In times of uncertainty, with the stakes being high, many companies will only touch pricing in a reactive way. They see pricing as an “In Case of Emergency, Break Glass” last resort. The basic arithmetic is tantalisingly simple when a business wants to manage a margin position amid cost and volume uncertainty. All one needs to do is get “price” as far away from cost as possible, and that means raising prices. In our view, drawing on our experience as the world’s leading price consultancy, we would argue that following that arithmetic blindly would be neither intelligent nor responsible.
Taking a pure, short-term price increase without the ability to defend it is the equivalent of smashing that “In Case of Emergency, Break Glass” panel to pull out a fire extinguisher. Odds are, if you are breaking that glass, you are already in a bad situation.
Bluntly raising prices risks reputational damage; the press and the public are vigilant about unjustified or suspicious price increases. Even more importantly, a blunt price increase is often the product of an incomplete thought process on what the effects of the price increase will be and how to implement it.
One statistic backs up that point clearly. The average realisation rate for price increases in 2017 was only 37 percent vs. plan. That means for every pound of price increase a company counted on and planned for, it achieved just 37 pence. Whether that gap is explained by overly enthusiastic projections, weak sales performance, or a combination of both depends obviously on the company and the market. What is universally true is that many things that can go wrong when a company tries to raise prices, including the possibility that the decision itself may have been ill-advised.
This is all the more reason to pursue creative, intelligent, and responsible price management in a time of uncertainty such as the ongoing Brexit negotiations. The mandate for managers is to find ways to improve the pricing decisions and improve their implementation. So how can companies keep themselves on the upper end of success in maintaining a strong margin position? There are three factors to keep in mind, and all apply acutely to a period of uncertainty such as the Brexit negotiations.

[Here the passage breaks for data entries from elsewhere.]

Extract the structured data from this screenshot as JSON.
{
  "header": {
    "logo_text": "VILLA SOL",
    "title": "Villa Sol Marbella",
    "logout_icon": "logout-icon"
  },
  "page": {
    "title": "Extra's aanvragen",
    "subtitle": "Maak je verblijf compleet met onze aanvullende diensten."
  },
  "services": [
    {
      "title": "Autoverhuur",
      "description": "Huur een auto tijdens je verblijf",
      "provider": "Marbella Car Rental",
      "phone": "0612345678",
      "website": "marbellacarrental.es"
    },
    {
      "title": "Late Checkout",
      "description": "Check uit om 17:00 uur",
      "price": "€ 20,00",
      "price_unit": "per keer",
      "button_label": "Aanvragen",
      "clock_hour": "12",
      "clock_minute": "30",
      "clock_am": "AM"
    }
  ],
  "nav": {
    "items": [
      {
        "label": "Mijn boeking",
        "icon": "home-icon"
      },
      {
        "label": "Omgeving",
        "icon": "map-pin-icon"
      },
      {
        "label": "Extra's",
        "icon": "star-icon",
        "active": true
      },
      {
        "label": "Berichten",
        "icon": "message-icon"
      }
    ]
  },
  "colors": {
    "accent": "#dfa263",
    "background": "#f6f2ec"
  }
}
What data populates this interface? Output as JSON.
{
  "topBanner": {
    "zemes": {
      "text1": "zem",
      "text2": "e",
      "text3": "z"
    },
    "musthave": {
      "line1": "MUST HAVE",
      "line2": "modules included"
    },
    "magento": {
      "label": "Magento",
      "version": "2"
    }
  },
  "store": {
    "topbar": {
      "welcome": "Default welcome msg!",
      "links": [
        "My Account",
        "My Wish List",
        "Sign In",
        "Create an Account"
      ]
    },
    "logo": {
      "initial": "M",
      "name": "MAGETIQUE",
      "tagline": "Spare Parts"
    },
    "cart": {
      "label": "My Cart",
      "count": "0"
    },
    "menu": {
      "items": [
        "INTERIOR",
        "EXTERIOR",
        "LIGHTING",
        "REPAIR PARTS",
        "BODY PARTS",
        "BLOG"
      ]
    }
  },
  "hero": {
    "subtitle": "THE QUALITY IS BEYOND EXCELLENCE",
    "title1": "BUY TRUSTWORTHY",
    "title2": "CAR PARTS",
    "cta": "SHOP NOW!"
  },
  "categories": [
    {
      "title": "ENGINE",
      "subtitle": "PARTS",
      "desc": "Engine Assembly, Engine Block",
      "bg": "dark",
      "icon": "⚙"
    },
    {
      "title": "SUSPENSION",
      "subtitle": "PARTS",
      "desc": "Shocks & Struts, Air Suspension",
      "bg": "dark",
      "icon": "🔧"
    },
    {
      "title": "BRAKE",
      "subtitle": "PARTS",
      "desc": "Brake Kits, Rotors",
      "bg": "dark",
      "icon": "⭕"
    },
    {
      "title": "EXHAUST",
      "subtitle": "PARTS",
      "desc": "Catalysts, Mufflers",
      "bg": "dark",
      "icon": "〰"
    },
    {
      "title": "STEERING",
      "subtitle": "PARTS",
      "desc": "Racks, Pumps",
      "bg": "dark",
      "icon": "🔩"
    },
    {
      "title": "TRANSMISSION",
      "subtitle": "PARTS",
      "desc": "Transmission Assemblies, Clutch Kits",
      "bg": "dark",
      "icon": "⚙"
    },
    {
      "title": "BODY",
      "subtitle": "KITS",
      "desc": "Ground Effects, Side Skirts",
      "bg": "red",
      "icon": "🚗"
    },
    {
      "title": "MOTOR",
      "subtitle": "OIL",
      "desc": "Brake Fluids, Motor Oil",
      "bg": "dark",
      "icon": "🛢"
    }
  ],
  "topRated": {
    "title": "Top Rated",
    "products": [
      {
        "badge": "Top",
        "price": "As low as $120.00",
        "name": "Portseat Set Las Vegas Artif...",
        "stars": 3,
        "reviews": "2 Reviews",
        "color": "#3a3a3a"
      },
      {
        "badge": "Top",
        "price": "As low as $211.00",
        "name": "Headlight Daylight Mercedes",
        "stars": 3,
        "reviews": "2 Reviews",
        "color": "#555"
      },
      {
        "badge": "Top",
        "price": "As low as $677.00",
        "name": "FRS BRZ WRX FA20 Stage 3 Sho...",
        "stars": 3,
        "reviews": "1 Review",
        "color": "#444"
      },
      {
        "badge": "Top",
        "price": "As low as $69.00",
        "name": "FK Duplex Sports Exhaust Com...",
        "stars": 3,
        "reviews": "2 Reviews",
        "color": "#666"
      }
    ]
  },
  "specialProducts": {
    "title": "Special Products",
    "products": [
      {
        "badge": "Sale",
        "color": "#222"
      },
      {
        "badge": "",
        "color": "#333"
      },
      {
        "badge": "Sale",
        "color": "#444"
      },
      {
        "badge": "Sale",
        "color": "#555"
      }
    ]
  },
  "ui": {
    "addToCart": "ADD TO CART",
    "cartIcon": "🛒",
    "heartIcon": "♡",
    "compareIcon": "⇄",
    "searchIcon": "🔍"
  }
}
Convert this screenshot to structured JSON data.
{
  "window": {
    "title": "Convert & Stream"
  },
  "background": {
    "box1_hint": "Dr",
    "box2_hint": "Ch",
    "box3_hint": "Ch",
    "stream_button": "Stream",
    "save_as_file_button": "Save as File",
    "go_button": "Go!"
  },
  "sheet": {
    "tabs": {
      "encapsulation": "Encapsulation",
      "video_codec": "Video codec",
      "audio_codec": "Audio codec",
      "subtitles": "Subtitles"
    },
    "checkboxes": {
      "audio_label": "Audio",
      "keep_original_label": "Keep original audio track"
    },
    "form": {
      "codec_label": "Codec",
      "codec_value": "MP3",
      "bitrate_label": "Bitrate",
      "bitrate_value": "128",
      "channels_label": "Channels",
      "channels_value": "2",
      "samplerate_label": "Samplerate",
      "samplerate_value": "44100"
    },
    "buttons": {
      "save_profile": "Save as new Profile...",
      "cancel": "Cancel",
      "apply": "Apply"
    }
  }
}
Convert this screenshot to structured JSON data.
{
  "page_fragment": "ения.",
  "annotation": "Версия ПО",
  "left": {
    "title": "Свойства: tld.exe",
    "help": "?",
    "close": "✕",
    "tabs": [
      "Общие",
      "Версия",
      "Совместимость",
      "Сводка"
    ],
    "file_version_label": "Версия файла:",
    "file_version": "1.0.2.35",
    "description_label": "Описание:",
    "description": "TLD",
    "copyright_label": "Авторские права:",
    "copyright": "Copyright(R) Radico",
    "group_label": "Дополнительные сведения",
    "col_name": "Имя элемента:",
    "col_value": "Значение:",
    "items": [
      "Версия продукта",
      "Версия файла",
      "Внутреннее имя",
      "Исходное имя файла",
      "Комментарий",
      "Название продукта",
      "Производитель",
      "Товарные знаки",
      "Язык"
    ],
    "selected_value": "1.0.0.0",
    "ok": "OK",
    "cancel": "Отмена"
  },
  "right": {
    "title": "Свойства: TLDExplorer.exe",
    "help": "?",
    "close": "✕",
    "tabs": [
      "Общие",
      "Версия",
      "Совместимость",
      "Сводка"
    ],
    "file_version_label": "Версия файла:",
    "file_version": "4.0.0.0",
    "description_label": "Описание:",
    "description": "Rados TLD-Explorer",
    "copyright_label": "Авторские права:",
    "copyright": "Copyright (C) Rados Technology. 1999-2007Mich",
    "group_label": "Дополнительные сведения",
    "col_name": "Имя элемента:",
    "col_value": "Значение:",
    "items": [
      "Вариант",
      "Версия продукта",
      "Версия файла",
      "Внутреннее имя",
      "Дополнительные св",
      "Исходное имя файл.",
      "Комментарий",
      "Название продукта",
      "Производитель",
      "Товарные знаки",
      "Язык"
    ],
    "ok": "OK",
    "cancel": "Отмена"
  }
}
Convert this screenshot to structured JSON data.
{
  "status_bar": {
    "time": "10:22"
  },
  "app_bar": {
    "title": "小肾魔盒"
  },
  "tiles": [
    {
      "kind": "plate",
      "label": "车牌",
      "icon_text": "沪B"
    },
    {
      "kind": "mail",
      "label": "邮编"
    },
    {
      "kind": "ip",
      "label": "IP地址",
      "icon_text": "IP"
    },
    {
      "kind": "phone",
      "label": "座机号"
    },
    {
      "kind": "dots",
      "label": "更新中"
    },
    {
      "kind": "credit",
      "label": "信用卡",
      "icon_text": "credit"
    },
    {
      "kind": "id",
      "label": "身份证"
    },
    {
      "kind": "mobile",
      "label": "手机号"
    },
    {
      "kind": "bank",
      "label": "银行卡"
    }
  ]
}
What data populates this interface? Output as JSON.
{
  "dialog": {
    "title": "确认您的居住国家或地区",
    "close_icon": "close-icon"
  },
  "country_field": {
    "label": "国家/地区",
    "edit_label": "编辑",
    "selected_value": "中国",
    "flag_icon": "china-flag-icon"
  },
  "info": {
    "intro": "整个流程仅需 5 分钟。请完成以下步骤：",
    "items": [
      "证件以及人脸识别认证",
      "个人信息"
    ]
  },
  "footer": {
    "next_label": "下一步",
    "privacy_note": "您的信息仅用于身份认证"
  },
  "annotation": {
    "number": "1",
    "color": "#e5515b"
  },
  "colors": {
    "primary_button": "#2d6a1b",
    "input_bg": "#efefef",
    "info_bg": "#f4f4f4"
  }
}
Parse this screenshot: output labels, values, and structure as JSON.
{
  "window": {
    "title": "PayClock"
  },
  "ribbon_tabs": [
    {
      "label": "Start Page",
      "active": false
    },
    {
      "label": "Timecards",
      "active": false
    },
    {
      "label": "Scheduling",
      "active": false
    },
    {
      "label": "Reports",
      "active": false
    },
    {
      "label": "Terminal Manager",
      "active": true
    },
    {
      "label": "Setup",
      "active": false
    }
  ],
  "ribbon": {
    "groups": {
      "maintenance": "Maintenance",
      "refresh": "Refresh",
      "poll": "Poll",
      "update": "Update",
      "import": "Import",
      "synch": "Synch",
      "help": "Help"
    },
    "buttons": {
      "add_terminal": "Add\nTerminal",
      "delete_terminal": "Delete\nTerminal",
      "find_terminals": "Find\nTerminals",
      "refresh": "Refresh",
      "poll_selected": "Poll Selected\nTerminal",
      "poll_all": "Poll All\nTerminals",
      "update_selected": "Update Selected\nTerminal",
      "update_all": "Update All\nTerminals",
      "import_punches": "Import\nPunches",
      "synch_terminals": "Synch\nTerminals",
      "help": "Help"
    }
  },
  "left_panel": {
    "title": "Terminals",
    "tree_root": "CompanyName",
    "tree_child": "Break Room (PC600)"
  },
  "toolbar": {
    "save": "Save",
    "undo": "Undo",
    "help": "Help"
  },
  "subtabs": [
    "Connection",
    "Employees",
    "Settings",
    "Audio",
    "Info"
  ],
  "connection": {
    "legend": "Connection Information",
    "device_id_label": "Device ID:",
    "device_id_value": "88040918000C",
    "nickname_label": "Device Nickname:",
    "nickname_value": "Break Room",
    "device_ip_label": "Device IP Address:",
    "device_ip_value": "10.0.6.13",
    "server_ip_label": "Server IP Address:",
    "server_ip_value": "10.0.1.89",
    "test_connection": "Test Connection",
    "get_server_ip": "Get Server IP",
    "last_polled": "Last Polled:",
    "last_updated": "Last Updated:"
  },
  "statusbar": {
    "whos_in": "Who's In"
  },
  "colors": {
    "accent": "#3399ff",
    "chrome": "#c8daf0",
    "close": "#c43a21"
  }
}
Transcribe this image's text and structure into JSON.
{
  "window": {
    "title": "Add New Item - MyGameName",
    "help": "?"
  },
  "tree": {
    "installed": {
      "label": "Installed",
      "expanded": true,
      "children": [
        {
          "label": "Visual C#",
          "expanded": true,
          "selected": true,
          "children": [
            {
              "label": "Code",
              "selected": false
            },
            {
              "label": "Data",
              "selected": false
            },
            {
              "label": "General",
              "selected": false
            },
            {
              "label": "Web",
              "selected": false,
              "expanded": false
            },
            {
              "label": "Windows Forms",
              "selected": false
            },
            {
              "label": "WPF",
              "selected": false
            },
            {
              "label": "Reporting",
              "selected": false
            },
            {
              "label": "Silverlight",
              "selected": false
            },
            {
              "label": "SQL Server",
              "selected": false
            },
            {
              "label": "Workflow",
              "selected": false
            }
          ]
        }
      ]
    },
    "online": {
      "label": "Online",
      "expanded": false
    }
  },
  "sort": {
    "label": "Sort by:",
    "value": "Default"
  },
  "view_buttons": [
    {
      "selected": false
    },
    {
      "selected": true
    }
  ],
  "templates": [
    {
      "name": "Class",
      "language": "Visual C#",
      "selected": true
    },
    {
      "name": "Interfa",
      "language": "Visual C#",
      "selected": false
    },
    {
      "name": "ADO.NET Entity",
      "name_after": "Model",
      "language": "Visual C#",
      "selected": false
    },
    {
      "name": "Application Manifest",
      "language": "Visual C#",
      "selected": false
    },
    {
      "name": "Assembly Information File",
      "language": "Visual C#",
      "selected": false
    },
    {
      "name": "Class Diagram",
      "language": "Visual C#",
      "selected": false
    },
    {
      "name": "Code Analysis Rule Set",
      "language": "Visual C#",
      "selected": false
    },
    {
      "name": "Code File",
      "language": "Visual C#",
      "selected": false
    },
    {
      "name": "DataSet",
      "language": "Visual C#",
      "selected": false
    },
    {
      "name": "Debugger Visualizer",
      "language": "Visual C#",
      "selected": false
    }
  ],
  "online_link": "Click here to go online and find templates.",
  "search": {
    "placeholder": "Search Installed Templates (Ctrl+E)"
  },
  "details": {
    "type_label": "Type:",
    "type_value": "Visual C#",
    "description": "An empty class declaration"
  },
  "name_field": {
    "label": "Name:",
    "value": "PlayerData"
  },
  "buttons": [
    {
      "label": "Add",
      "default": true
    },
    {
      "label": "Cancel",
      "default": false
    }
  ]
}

Price management is the only remaining option for companies who want to craft a viable gameplan for surviving now and thriving later. What separates these thrivers, survivors, and strivers is a strong capability around price management: clear objectives and strategy, knowledgeable people, streamlined processes, and flexible systems.
Working on price isn’t easy – which is why most companies avoid it. Yet, despite this, every year, thrivers knuckle down and do the hard work to continuously improve their pricing capabilities and consistently reap outsized rewards. What kind of company do you want to be?”